A regional study of dike and sill occurrences of kimberlitic rocks in terms of xenolith and megacryst assemblages from the diamond province in southern West Greenland demonstrates very systematic variation in the composition of melts across the margin of the Archaean core of the North Atlantic craton. Melt derived from the diamond window in the lithospheric mantle below the Archean core in Greenland is kimberlitic. Toward the Palaeoproterozoic Nagssugtoqidian orogen melts (also derived from the diamond window) gradually change to ultramafic lamprophyre compositions evolving toward an end-member akin to the aillikites of the penecontemporaneous Torngat region in Canada. The identification of the types of melts is based on the groundmass paragenesis including the presence or absence of clinopyroxene and chromite, and the compositions of groundmass ilmenite, spinel, and phlogopite. The systematic regional variation is also shown, although somewhat blurred, by the bulk rock major and trace element compositions. The change in melt composition is not a reflection of change in depth of initial melting, but relates to the composition of the deep SCLM. Kimberlite melts in the Archaean craton are suggested to be reaction products between a carbonate-rich astenospheric melt and an orthopyroxene-bearing and phlogopite-poor depleted SCLM, whereas the aillikite type melts across the craton margin are the products of reaction between a similar carbonate-rich asthenospheric melts and a subducted SCLM that had previously been subjected to metasomatism and veining.

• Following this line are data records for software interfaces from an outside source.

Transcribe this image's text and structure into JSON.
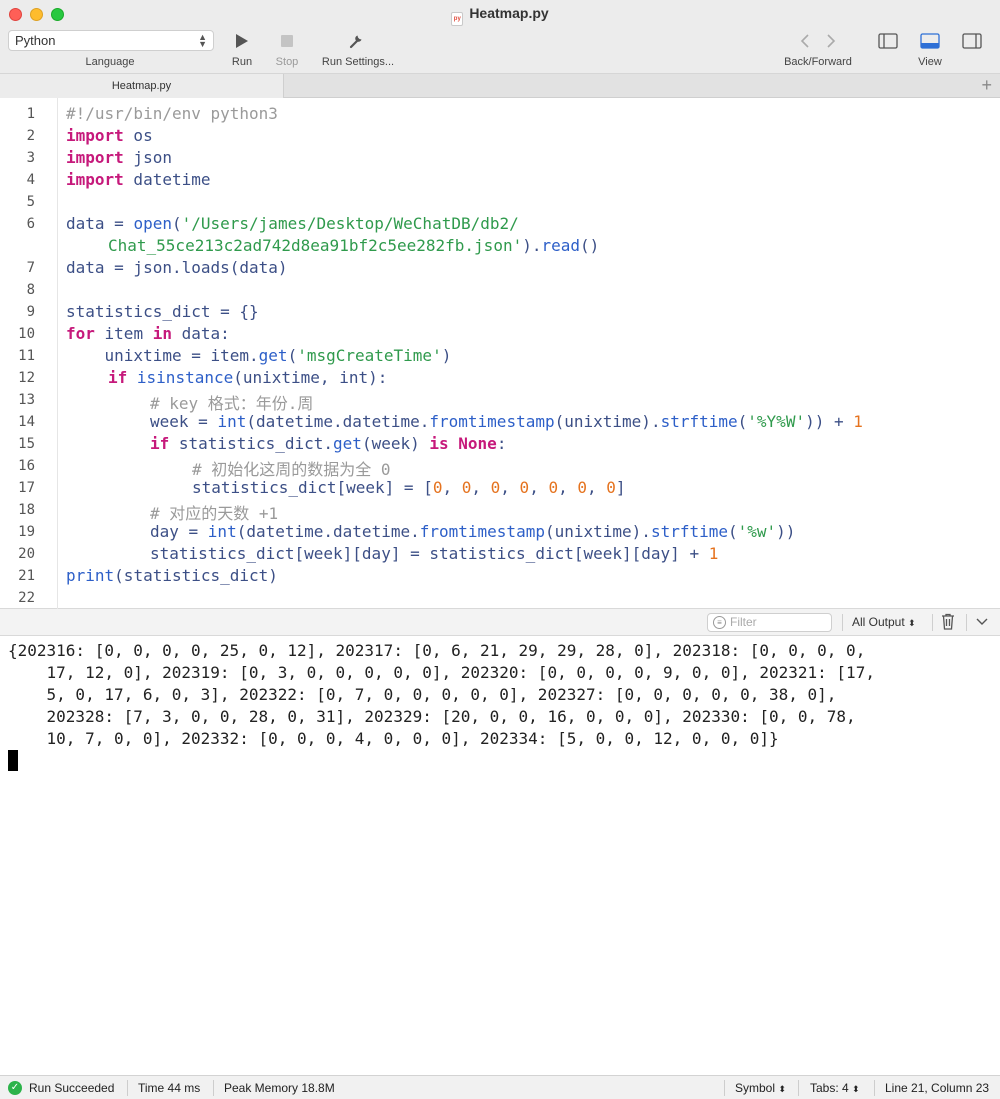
{
  "window": {
    "title": "Heatmap.py",
    "file_badge": "py"
  },
  "toolbar": {
    "language_value": "Python",
    "language_label": "Language",
    "run_label": "Run",
    "stop_label": "Stop",
    "run_settings_label": "Run Settings...",
    "back_forward_label": "Back/Forward",
    "view_label": "View"
  },
  "tabs": [
    {
      "label": "Heatmap.py",
      "active": true
    }
  ],
  "editor": {
    "line_numbers": [
      "1",
      "2",
      "3",
      "4",
      "5",
      "6",
      "7",
      "8",
      "9",
      "10",
      "11",
      "12",
      "13",
      "14",
      "15",
      "16",
      "17",
      "18",
      "19",
      "20",
      "21",
      "22"
    ],
    "lines": {
      "l1": "#!/usr/bin/env python3",
      "l2_kw": "import",
      "l2_rest": " os",
      "l3_kw": "import",
      "l3_rest": " json",
      "l4_kw": "import",
      "l4_rest": " datetime",
      "l6a_var": "data",
      "l6a_eq": " = ",
      "l6a_fn": "open",
      "l6a_paren": "(",
      "l6a_str": "'/Users/james/Desktop/WeChatDB/db2/",
      "l6b_str": "Chat_55ce213c2ad742d8ea91bf2c5ee282fb.json'",
      "l6b_close": ")",
      "l6b_dot": ".",
      "l6b_fn": "read",
      "l6b_end": "()",
      "l7": "data = json.loads(data)",
      "l9": "statistics_dict = {}",
      "l10_kw1": "for",
      "l10_mid": " item ",
      "l10_kw2": "in",
      "l10_rest": " data:",
      "l11_pre": "    unixtime = item.",
      "l11_fn": "get",
      "l11_open": "(",
      "l11_str": "'msgCreateTime'",
      "l11_close": ")",
      "l12_kw": "if",
      "l12_fn": "isinstance",
      "l12_rest": "(unixtime, int):",
      "l13": "# key 格式：年份.周",
      "l14_pre": "week = ",
      "l14_fn1": "int",
      "l14_a": "(datetime.datetime.",
      "l14_fn2": "fromtimestamp",
      "l14_b": "(unixtime).",
      "l14_fn3": "strftime",
      "l14_c": "(",
      "l14_str": "'%Y%W'",
      "l14_d": ")) + ",
      "l14_num": "1",
      "l15_kw1": "if",
      "l15_mid": " statistics_dict.",
      "l15_fn": "get",
      "l15_rest": "(week) ",
      "l15_kw2": "is",
      "l15_sp": " ",
      "l15_kw3": "None",
      "l15_end": ":",
      "l16": "# 初始化这周的数据为全 0",
      "l17_pre": "statistics_dict[week] = [",
      "l17_n": "0",
      "l17_sep": ", ",
      "l17_end": "]",
      "l18": "# 对应的天数 +1",
      "l19_pre": "day = ",
      "l19_fn1": "int",
      "l19_a": "(datetime.datetime.",
      "l19_fn2": "fromtimestamp",
      "l19_b": "(unixtime).",
      "l19_fn3": "strftime",
      "l19_c": "(",
      "l19_str": "'%w'",
      "l19_d": "))",
      "l20_pre": "statistics_dict[week][day] = statistics_dict[week][day] + ",
      "l20_num": "1",
      "l21_fn": "print",
      "l21_rest": "(statistics_dict)"
    }
  },
  "console_toolbar": {
    "filter_placeholder": "Filter",
    "output_filter": "All Output"
  },
  "console": {
    "output_lines": [
      "{202316: [0, 0, 0, 0, 25, 0, 12], 202317: [0, 6, 21, 29, 29, 28, 0], 202318: [0, 0, 0, 0,",
      "    17, 12, 0], 202319: [0, 3, 0, 0, 0, 0, 0], 202320: [0, 0, 0, 0, 9, 0, 0], 202321: [17,",
      "    5, 0, 17, 6, 0, 3], 202322: [0, 7, 0, 0, 0, 0, 0], 202327: [0, 0, 0, 0, 0, 38, 0],",
      "    202328: [7, 3, 0, 0, 28, 0, 31], 202329: [20, 0, 0, 16, 0, 0, 0], 202330: [0, 0, 78,",
      "    10, 7, 0, 0], 202332: [0, 0, 0, 4, 0, 0, 0], 202334: [5, 0, 0, 12, 0, 0, 0]}"
    ]
  },
  "statusbar": {
    "run_status": "Run Succeeded",
    "time": "Time 44 ms",
    "memory": "Peak Memory 18.8M",
    "symbol": "Symbol",
    "tabs": "Tabs: 4",
    "position": "Line 21, Column 23"
  },
  "colors": {
    "keyword": "#c6197b",
    "comment": "#9a9a9a",
    "string": "#2f9a4c",
    "number": "#e5731f",
    "function": "#2d5fc8",
    "identifier": "#3c4f86",
    "success": "#2cb34a"
  }
}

- Bulk compositions
- Groundmass mineralogy
- Lithospheric controls
- Southern West Greenland
- Programme Area 4: Mineral Resources